▸ Work to be completed
Check each line of the data below for the word "JSON", then extract the ones that have it.

▸ Raw data
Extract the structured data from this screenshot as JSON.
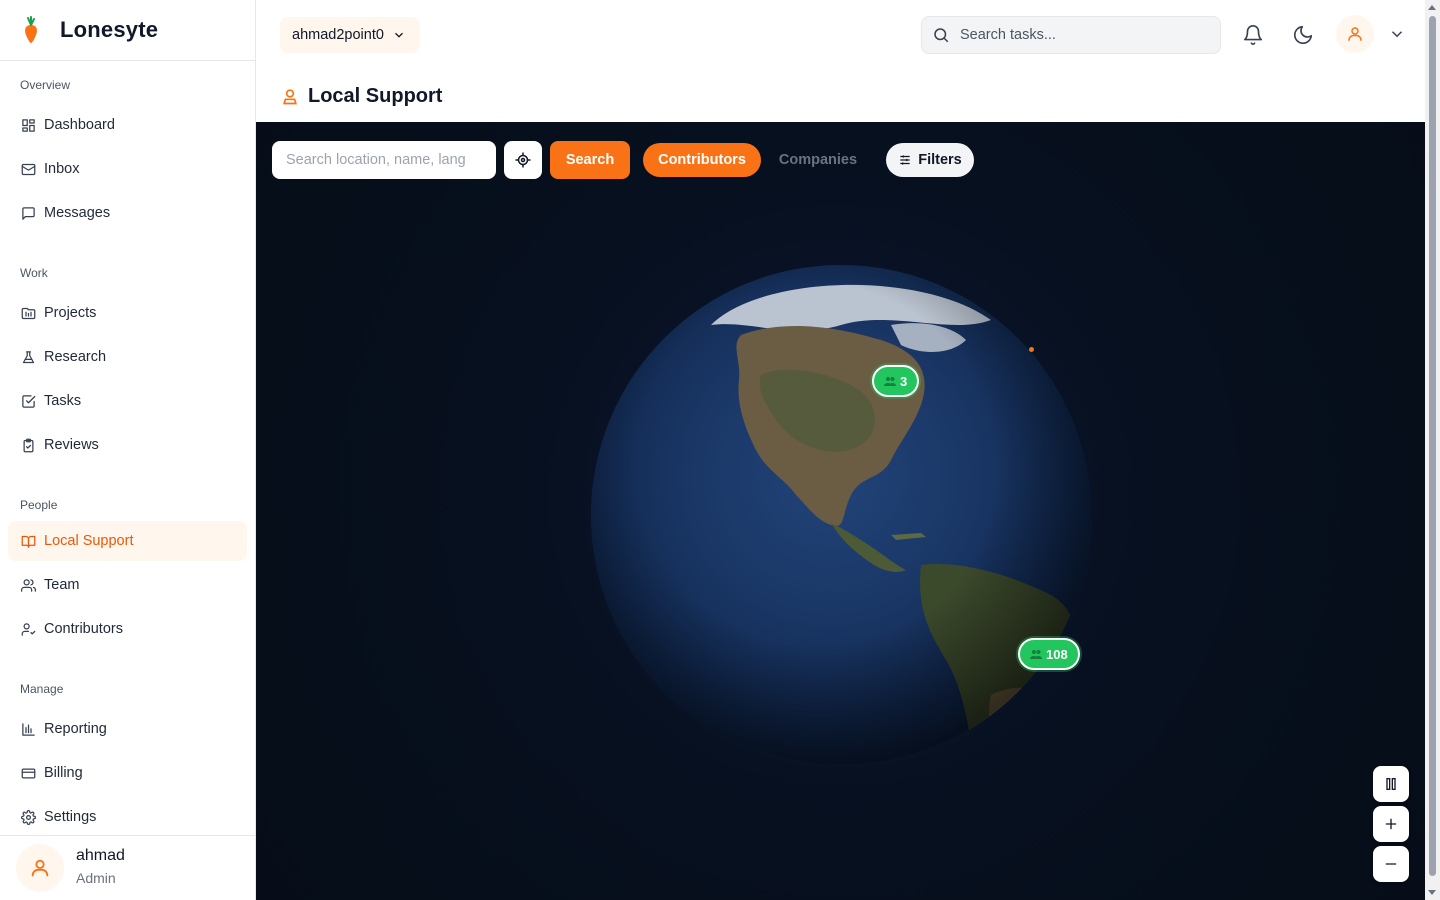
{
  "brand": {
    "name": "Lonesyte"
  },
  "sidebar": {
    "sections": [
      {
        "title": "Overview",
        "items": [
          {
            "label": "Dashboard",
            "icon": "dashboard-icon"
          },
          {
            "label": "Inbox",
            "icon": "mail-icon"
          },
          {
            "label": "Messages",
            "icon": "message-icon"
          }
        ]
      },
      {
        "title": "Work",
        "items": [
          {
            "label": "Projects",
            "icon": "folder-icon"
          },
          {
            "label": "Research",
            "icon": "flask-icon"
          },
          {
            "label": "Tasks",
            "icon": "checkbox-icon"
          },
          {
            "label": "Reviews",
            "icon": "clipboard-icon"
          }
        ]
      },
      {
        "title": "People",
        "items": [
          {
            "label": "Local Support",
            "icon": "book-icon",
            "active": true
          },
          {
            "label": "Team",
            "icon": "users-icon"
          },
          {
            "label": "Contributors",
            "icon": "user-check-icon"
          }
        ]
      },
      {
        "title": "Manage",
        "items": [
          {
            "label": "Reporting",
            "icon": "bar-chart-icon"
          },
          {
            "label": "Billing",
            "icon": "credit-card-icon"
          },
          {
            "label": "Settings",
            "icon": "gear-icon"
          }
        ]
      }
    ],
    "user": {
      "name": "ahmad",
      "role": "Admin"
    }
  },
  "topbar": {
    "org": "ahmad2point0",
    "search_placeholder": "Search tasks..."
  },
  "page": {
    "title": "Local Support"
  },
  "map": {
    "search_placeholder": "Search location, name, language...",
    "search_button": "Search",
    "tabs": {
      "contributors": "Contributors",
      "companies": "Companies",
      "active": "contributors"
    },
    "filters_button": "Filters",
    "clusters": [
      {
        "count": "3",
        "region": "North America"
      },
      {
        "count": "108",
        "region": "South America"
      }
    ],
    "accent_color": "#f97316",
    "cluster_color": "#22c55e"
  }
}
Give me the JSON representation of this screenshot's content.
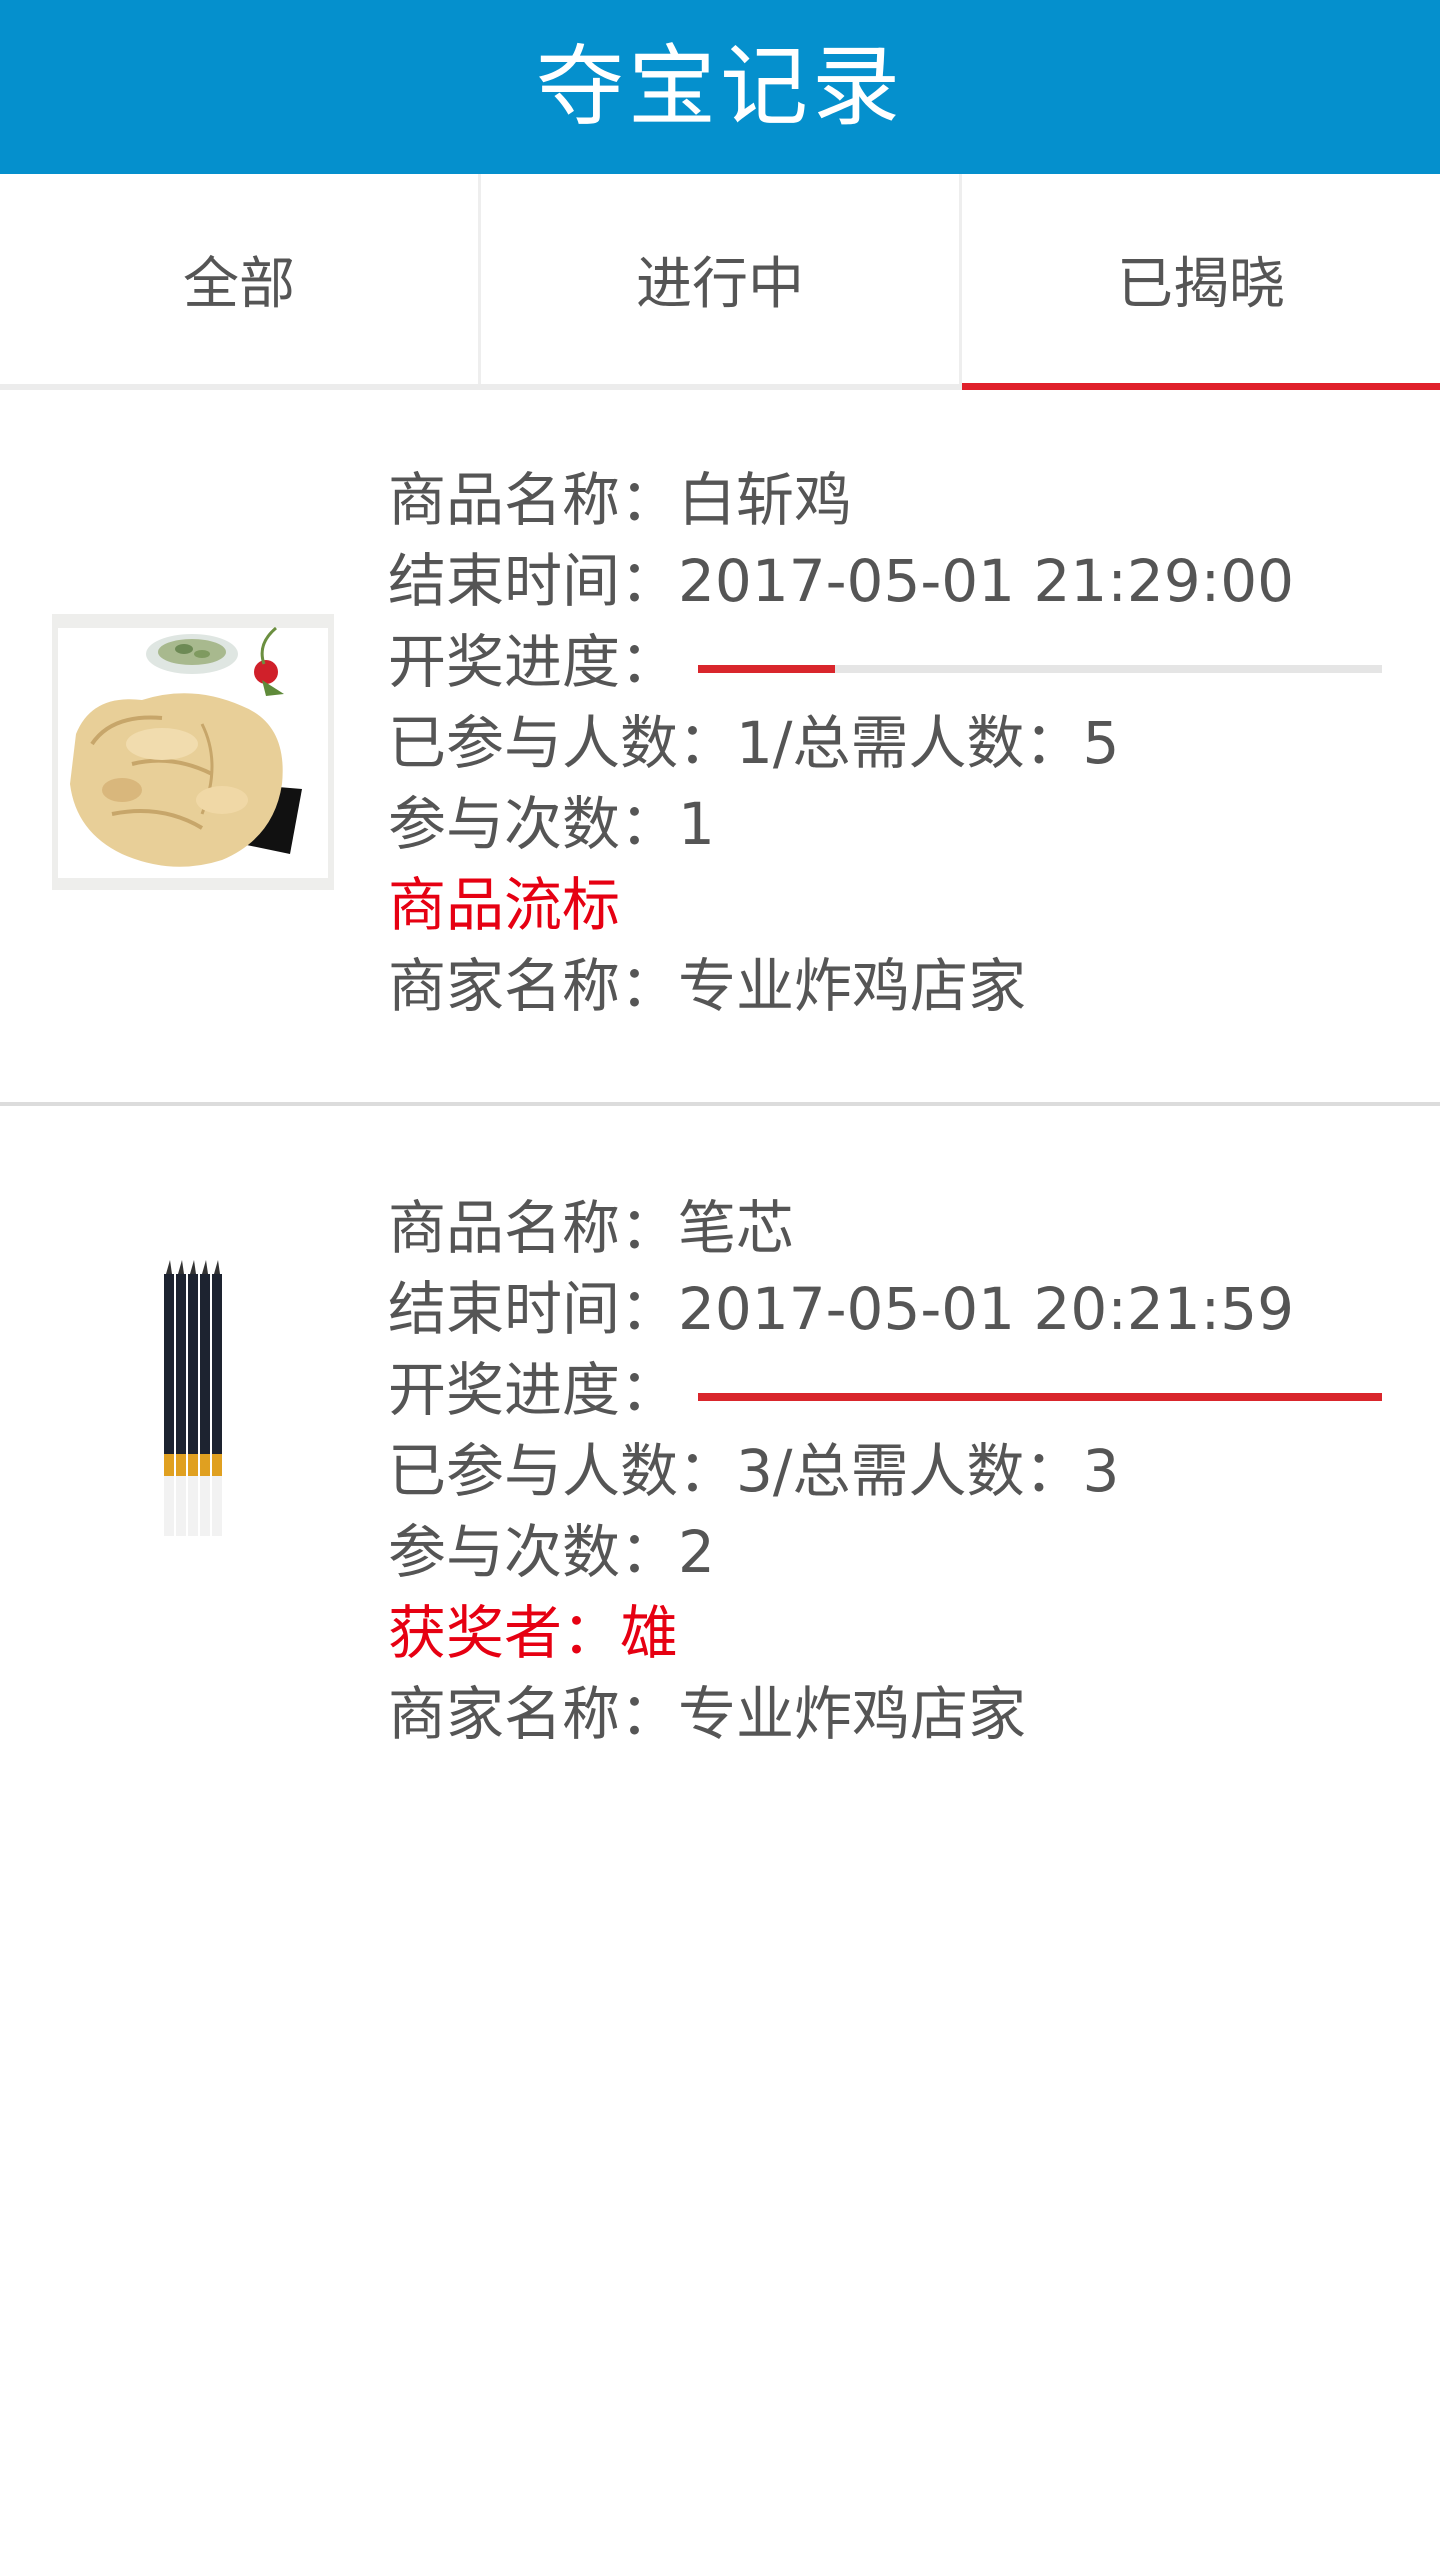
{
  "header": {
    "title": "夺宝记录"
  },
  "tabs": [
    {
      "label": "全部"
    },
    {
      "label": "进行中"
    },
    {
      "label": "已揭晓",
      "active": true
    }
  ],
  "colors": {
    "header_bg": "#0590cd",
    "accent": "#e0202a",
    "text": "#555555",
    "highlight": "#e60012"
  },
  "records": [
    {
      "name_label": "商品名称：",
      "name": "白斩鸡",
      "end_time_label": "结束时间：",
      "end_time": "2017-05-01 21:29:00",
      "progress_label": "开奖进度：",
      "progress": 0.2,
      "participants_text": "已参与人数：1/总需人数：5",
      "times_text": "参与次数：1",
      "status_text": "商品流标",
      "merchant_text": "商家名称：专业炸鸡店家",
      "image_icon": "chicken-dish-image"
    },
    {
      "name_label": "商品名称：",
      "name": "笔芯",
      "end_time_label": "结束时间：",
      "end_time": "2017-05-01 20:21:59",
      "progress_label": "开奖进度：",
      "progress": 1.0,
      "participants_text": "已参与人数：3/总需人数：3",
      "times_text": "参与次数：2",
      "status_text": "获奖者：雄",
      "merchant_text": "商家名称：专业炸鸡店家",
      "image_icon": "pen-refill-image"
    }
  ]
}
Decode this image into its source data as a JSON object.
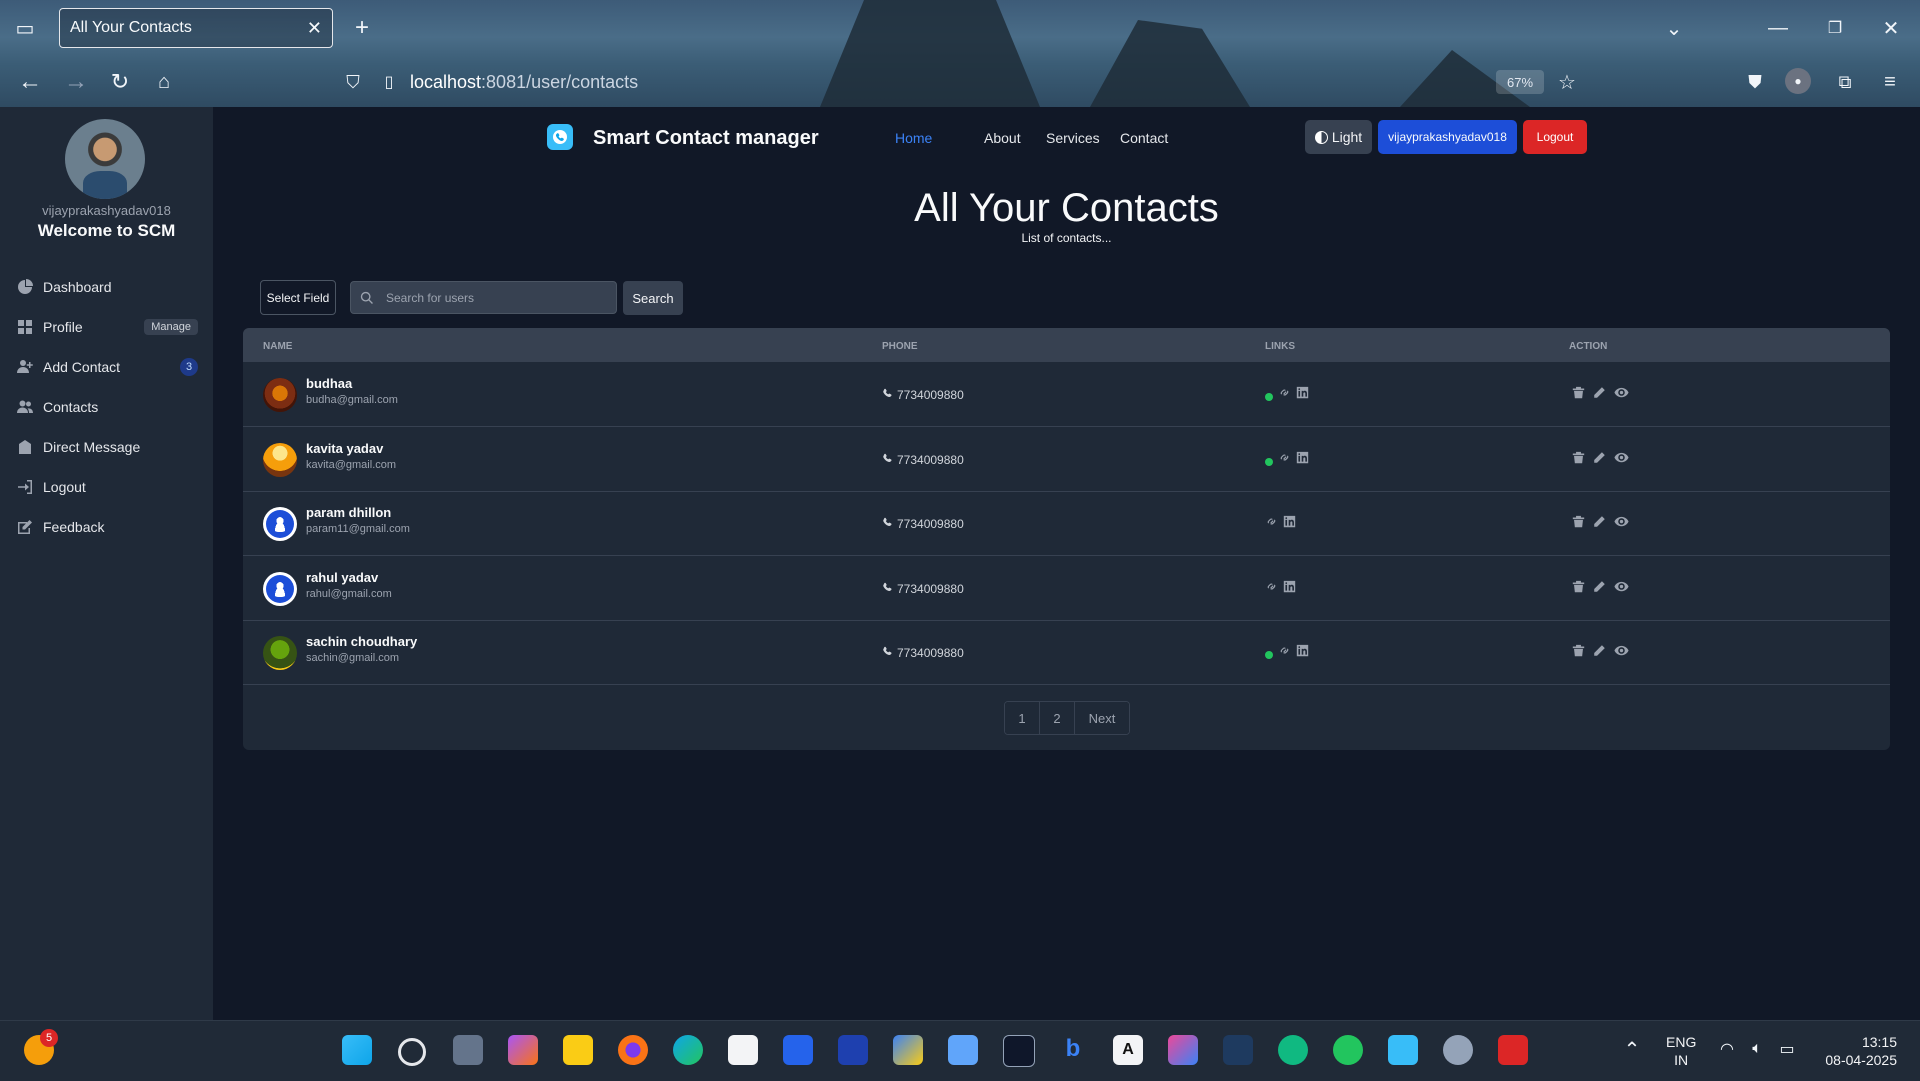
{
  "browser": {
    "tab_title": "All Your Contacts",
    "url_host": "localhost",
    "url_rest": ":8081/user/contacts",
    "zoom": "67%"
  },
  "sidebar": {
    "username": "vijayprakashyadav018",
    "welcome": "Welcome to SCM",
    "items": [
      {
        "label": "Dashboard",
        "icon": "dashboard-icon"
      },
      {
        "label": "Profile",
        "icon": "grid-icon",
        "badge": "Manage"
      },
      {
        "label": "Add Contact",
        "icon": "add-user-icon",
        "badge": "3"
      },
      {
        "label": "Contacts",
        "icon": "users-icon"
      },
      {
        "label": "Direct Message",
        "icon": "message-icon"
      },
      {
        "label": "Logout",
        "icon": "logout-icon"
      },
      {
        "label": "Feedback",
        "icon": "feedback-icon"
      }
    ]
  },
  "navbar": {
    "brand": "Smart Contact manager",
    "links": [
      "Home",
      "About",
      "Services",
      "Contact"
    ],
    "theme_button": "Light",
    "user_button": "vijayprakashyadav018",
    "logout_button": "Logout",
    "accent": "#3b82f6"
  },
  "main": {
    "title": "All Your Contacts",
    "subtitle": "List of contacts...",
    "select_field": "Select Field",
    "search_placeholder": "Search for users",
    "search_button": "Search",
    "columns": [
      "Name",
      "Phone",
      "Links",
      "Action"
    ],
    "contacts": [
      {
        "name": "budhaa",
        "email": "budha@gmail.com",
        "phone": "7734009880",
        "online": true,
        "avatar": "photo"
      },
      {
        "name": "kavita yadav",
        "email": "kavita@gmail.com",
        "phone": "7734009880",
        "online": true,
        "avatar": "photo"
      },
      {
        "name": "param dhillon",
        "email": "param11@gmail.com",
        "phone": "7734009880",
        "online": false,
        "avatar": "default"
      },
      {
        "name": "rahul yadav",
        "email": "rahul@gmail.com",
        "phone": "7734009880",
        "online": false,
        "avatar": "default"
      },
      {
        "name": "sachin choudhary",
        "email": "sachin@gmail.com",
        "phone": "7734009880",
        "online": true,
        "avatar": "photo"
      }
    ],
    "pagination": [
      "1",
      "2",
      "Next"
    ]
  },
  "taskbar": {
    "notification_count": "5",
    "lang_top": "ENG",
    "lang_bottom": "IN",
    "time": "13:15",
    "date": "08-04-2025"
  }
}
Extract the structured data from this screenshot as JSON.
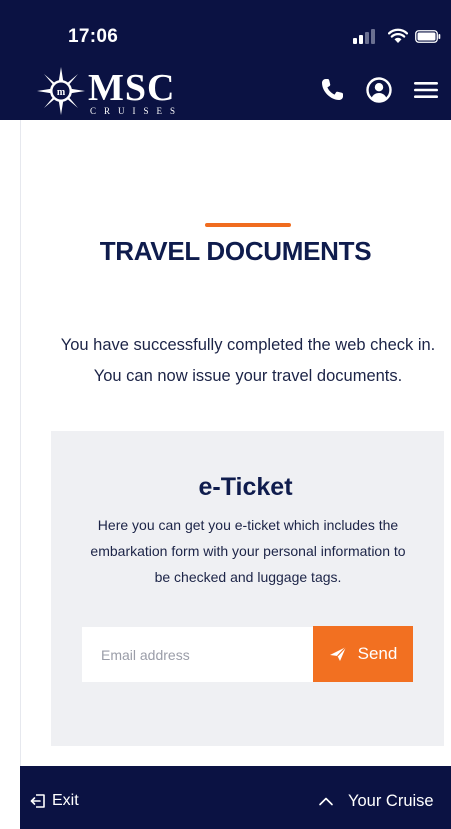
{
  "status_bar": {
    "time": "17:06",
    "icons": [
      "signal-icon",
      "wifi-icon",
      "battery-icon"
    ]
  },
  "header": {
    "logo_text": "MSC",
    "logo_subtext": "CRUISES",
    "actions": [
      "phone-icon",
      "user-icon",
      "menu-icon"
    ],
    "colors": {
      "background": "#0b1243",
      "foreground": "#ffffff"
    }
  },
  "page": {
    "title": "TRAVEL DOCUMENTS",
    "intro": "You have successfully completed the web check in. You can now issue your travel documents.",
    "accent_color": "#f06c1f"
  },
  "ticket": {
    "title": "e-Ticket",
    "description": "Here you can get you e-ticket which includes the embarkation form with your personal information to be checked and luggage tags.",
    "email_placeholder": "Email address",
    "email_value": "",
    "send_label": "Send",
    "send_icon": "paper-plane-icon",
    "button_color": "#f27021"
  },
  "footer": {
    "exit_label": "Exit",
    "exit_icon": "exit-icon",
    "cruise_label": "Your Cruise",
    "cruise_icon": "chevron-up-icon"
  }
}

▸ Your solution
Extract the structured data from this screenshot as JSON.
Give me the JSON representation of this screenshot's content.
Decode this image into its source data as a JSON object.
Extract the structured data from this screenshot as JSON.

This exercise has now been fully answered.